The scale of the devastation has paralysed some of those directly affected. Joshi Kishore Damji lost his home in Varsamedi. The grocery store where he worked was also destroyed. The father of three now lives under a plastic tent with his family. He has no savings, no insurance, and shrugs his shoulders when asked how he will rebuild his life. "I have no idea how to get going. I haven't had time to think". Marcus says villagers like Damji can be put to work making roof tiles and bricks for their new homes, giving them skills and a sense of purpose. As a civil engineer, Marcus is especially interested in the long-term rebuilding of Varsamedi and other villages. He looks at the broken stones and shattered tiles and imagines the future: neat new houses that combine the best of traditional and new technologies built with the efforts of villagers, business and government. He points to a brick home in Varsamedi that survived the quake. Neighbouring older homes of stone fared less well, though their roofs of handmade tiles on bamboo slats are ideal for an earthquake zone. Such light roofs caused fewer injuries and deaths than those made with modern materials. Marcus says that homes of hollow brick walls and tile roofs might be the solution for Varsamedi. However, he cautions that full recovery will take a long time. Some villages may be abandoned altogether and their inhabitants moved to new communities, others will be rebuilt.
"If you were in a real hurry, you could bring in prefab buildings from the United States and Canada, and in a few weeks have more or less permanent housing," Marcus said. "But I don't think that's what it's all about. You haven't got a dead community here. The human spirit is still here. That is what we want to try to recognise and understand."
For further information on Marcus Oxley and the work of CARE International ring Kaye Stearman, Press office, CARE International UK, on 020 7379 5247. Donations can be directed to the Disasters Emergency Committee (DEC) on 0870 606 0900.

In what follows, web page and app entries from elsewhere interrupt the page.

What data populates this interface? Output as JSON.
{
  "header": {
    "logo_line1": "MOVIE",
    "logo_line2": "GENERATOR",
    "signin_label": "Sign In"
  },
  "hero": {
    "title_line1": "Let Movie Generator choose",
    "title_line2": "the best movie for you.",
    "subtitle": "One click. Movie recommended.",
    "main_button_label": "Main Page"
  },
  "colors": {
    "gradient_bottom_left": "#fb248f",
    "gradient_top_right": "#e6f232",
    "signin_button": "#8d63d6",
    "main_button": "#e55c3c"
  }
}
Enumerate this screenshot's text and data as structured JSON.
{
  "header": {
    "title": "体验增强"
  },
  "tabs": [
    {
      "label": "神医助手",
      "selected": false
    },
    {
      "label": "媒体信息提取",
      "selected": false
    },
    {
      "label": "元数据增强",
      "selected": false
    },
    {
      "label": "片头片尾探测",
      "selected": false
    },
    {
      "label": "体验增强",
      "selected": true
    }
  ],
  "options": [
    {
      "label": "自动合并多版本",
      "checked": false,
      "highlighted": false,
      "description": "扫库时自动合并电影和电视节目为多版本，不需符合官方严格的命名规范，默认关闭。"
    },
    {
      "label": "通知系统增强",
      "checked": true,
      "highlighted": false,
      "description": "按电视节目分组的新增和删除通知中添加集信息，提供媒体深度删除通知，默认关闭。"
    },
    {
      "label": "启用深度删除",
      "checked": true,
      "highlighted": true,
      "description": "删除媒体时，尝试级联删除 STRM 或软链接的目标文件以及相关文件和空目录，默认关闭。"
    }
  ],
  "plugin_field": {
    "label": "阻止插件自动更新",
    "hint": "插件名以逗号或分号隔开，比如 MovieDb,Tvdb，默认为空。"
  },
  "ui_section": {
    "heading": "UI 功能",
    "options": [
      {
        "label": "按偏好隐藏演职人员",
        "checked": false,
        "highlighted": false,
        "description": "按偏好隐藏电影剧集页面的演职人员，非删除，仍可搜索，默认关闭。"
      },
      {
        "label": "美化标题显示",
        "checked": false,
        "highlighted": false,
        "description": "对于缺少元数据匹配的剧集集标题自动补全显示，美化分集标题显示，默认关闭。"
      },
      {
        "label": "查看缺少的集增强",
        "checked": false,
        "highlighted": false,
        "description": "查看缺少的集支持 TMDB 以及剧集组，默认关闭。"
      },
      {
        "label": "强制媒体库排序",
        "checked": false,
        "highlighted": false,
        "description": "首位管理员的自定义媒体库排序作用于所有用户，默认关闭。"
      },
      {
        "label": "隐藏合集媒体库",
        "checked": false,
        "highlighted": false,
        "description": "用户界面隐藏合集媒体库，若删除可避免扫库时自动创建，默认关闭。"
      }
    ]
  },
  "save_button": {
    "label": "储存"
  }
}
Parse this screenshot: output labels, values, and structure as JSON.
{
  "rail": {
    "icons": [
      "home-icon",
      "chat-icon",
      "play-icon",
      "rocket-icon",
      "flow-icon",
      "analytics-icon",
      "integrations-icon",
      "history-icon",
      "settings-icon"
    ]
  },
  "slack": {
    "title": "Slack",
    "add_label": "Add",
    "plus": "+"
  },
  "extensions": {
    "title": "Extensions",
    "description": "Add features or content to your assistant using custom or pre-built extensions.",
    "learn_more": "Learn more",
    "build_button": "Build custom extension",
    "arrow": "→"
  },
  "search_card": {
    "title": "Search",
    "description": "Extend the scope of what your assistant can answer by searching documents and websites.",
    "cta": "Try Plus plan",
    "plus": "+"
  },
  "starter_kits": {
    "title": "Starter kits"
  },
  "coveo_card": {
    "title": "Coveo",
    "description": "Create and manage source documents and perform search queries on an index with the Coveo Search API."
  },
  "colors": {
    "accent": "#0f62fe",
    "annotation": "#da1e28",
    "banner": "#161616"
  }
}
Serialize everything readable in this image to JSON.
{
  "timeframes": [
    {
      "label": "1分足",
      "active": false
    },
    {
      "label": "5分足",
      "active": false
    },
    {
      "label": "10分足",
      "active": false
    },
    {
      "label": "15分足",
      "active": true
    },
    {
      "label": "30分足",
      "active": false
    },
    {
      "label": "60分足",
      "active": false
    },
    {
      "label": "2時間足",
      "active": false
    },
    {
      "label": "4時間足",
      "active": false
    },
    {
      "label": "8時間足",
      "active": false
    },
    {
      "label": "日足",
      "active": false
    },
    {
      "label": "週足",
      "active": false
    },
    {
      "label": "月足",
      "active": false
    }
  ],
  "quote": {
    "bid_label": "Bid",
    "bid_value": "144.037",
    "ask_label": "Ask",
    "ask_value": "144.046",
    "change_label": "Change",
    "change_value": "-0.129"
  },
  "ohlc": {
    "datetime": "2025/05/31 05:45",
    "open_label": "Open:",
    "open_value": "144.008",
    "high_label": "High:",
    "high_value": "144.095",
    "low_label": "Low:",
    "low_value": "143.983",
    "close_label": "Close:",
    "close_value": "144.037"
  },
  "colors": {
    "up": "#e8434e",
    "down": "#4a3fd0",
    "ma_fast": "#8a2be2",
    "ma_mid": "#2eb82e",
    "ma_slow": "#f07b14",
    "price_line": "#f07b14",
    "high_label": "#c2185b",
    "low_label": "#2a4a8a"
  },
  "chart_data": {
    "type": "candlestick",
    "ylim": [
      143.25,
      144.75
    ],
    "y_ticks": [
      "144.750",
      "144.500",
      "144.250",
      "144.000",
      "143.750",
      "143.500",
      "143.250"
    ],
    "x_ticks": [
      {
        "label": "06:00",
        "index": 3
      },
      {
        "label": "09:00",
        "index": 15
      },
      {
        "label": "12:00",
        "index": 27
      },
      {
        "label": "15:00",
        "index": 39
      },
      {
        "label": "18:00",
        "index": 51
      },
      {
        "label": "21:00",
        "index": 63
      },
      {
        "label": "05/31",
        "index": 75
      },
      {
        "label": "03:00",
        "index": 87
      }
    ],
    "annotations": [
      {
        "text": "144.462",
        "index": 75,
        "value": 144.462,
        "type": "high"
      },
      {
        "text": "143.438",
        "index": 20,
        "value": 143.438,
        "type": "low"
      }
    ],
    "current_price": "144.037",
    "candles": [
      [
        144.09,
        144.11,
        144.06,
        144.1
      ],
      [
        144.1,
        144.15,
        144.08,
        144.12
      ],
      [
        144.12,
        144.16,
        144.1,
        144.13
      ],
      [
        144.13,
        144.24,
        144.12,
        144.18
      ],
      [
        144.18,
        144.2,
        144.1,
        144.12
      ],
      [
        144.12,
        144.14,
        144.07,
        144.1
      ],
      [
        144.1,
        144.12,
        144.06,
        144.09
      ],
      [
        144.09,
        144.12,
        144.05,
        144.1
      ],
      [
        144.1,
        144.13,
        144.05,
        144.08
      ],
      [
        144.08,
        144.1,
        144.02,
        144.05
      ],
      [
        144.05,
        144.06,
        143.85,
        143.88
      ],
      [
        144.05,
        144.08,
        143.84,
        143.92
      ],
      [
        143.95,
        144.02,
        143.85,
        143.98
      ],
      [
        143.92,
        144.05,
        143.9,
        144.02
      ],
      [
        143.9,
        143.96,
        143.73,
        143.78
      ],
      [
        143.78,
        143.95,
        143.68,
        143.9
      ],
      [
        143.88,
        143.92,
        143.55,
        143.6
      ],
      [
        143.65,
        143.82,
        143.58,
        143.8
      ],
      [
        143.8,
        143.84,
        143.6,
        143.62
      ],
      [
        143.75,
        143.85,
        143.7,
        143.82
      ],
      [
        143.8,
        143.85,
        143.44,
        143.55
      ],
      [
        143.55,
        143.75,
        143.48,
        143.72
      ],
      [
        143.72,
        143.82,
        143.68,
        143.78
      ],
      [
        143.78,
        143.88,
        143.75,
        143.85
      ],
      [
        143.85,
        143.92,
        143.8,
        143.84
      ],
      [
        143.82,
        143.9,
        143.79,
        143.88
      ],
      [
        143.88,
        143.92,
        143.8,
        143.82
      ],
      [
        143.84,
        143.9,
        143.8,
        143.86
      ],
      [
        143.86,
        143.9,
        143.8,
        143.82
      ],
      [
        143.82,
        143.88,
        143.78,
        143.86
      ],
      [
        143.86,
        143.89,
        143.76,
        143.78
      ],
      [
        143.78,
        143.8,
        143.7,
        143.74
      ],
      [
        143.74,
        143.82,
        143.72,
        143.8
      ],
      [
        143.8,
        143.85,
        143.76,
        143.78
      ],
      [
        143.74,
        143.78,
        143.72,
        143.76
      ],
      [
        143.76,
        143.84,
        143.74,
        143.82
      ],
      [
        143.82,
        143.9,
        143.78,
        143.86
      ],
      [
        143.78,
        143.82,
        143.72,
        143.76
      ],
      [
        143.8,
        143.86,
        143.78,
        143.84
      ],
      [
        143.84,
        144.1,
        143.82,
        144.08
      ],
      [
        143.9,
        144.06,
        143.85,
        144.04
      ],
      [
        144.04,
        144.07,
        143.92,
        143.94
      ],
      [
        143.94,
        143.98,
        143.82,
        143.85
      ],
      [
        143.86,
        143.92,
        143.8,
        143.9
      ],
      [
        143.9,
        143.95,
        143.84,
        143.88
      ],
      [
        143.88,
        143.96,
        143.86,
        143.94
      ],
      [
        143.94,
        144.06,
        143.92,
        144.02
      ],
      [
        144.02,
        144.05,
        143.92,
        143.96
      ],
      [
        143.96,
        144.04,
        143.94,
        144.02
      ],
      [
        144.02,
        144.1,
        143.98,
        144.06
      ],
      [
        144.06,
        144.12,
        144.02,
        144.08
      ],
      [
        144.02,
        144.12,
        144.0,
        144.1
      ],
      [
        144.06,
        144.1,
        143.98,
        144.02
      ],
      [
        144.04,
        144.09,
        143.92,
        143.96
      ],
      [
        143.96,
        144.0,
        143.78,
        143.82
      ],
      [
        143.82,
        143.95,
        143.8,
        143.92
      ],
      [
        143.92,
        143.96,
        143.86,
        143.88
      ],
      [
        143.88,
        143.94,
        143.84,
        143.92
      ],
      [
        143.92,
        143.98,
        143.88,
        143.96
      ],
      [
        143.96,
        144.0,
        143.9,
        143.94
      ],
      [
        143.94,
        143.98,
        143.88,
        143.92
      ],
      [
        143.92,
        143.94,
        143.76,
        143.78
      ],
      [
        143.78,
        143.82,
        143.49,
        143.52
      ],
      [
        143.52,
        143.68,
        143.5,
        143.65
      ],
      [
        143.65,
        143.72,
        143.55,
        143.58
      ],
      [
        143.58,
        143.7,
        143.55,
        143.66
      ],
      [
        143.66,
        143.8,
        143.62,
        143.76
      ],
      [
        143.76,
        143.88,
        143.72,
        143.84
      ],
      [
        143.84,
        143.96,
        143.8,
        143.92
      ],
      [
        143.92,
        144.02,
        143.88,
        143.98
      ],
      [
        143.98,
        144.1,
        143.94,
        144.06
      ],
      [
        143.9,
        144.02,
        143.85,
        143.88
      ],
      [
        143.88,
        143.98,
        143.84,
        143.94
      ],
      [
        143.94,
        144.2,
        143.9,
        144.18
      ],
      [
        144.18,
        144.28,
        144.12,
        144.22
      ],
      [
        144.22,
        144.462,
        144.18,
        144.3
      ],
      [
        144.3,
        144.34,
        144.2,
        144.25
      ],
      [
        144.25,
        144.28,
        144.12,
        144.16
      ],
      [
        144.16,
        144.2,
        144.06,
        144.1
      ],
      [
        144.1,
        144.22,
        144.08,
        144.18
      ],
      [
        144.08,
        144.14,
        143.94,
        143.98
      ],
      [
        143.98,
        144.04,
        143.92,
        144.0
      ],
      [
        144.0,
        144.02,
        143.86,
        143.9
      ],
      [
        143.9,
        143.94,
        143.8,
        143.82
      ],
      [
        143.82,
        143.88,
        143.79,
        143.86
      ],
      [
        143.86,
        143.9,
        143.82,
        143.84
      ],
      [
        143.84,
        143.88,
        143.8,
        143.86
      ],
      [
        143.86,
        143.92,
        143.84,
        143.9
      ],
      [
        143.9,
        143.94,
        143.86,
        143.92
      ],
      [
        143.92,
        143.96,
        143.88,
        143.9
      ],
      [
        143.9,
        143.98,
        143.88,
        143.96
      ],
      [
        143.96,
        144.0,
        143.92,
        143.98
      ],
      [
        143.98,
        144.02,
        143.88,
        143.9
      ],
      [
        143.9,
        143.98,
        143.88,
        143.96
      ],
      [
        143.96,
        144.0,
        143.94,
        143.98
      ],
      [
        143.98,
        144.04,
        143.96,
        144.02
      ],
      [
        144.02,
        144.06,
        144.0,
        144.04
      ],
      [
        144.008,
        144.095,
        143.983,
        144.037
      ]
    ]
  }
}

The DEC is made up of the UK's leading international development and relief charities. The member agencies of the DEC are ActionAid, British Red Cross, CAFOD, CARE International, Christian Children s Fund (CCF), Children s Aid Direct, Christian Aid, Concern, Help the Aged, Merlin, Oxfam, Save the Children, Tear Fund and World Vision.